Equally important is how you develop the playground for your toy’s shoot. Some set-ups will require external lighting to tell the story or capture the tiny details properly. An interesting composition would go to waste if you can’t light the set well so do consider an external flash, additional light sources, or a reflector if you’re planning to use natural light. To enhance the mood of the scene, try experimenting with coloured lights for your shoot. If you don't have filter gels, you can always wrap the light with a coloured cellophane paper for a quick fix to get similar effect.

Use a tripod for a stable shot and have some adhesive products (such as Blu Tack) handy to keep your toys in position. Other useful tools include tweezers and scissors to take care of the little details that will be captured on screen. Shooting small toys sometimes mean that dust and lint will be very visible in the photos, so have some wet wipes or multi-purpose cleaner on hand to fix that.

THE RIGHT GEAR

The camera settings and lens you use will also make a difference to the quality of the final product. Consider the aperture and shutter speed to enhance the visual quality as well as the story of the photo. As most of the shots would be close-up shots of tiny objects, it’s advisable to switch to manual settings on your camera to get the desired depth of field. In general, you can choose a wide aperture to efficiently capture toys of a certain size but sometimes it takes a bit of trial and error to get it perfect.

The bokeh effect is also a popular technique to use in toy photography as it gives the proper focus on the toy or act as an element of interaction between the toy and background. To achieve this, the NIKKOR Z 40mm f/2 is a handy lens that provides a dreamy bokeh while achieving faster shutter speeds with minimal camera shakes thanks to its maximum aperture value.

Alternatively, lenses that let you get close to your subject distance with a short minimum focus distance allow you to use a narrow aperture value of f/4 or f/5.6 without compromising your intended depth of field.

FRAMING THE STORY

When it comes to composition and angles, remember that variety is the spice of life. While we understand it can be quite a feat to get your toys in the perfect position for your shot, don't be afraid to move around and try various angles or camera settings. You don’t even have to stick to strictly close-ups either. Wide angle shots can also tell the story from a different perspective.

Now that the shoot is done, what do you do with the photos? If you have a website or an online portfolio, you can publish it as a photo story in a gallery format. Alternatively, Instagram’s function of publishing a series of photos is ideal to showcase your toy photography endeavours. Each slide can push the plot forward as your toy’s adventure progresses.
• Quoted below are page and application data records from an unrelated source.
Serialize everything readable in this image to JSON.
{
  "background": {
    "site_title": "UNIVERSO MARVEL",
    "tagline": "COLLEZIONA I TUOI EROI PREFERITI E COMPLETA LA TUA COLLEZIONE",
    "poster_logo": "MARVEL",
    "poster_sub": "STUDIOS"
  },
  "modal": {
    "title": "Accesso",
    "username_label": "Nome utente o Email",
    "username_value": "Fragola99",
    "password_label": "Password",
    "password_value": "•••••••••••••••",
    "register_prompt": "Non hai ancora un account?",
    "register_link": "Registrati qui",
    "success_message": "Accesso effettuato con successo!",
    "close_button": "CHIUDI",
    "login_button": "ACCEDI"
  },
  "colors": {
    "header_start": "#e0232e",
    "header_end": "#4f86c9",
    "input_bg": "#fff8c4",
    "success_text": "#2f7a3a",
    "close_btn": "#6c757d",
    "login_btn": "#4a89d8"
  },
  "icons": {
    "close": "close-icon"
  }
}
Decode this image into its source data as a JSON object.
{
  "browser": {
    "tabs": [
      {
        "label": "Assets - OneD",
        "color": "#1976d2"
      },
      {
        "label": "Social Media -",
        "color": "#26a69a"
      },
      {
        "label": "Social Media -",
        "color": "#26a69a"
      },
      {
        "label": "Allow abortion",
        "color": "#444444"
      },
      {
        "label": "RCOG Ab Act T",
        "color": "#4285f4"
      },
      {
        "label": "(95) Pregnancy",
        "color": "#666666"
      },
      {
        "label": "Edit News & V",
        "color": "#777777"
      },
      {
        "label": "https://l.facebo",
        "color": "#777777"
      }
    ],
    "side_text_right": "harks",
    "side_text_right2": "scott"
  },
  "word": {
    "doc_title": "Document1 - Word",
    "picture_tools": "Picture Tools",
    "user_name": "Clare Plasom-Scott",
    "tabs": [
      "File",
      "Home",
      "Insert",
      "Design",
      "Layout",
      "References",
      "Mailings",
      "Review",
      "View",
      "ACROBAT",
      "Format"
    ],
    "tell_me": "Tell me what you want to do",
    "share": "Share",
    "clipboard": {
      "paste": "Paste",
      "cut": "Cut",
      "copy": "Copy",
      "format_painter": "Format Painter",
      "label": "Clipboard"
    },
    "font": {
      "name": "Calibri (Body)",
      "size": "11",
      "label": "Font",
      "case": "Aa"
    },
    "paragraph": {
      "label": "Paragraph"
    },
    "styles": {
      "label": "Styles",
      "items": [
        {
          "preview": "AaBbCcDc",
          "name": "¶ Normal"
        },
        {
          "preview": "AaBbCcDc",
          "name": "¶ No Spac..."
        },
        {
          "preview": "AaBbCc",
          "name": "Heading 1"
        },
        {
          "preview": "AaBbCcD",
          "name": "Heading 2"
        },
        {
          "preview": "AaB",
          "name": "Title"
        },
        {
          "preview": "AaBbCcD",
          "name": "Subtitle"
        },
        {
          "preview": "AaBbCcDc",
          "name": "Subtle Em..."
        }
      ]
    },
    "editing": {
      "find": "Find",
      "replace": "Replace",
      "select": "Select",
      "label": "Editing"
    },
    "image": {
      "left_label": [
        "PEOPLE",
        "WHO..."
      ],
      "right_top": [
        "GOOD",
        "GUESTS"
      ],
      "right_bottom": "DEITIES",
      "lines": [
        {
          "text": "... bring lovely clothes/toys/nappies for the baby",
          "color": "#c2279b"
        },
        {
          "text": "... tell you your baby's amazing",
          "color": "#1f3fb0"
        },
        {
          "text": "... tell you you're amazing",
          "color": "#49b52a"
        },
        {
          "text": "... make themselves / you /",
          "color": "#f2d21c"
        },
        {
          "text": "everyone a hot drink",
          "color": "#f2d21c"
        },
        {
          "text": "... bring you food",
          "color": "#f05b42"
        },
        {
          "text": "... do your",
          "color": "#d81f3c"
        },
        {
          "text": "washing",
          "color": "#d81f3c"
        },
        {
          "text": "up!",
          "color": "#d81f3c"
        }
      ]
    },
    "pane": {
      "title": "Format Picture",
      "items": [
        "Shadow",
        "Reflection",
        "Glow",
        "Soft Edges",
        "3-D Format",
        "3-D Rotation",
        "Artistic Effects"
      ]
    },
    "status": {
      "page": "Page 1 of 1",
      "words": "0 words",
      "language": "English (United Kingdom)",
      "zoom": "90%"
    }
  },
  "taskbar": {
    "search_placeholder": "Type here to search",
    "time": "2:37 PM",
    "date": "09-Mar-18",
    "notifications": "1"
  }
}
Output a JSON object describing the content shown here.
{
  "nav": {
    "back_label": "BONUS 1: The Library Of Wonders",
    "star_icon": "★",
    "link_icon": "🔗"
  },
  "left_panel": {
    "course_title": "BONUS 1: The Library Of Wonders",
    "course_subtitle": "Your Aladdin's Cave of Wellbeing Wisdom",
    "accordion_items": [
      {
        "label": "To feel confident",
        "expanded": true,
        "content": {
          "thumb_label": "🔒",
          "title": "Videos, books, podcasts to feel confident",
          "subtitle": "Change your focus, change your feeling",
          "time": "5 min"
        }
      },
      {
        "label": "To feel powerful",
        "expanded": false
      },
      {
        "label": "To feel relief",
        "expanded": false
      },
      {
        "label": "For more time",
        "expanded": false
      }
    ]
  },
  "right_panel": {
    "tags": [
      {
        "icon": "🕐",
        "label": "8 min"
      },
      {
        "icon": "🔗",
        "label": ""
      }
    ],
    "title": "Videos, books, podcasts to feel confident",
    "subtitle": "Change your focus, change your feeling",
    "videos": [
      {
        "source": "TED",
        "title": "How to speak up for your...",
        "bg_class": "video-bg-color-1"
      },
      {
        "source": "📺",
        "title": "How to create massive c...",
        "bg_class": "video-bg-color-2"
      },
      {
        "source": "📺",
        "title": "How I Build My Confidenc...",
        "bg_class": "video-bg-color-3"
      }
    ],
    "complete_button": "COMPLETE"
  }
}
Now you’re ready to bring all your technical and creative skills into play and let your imagination run wild!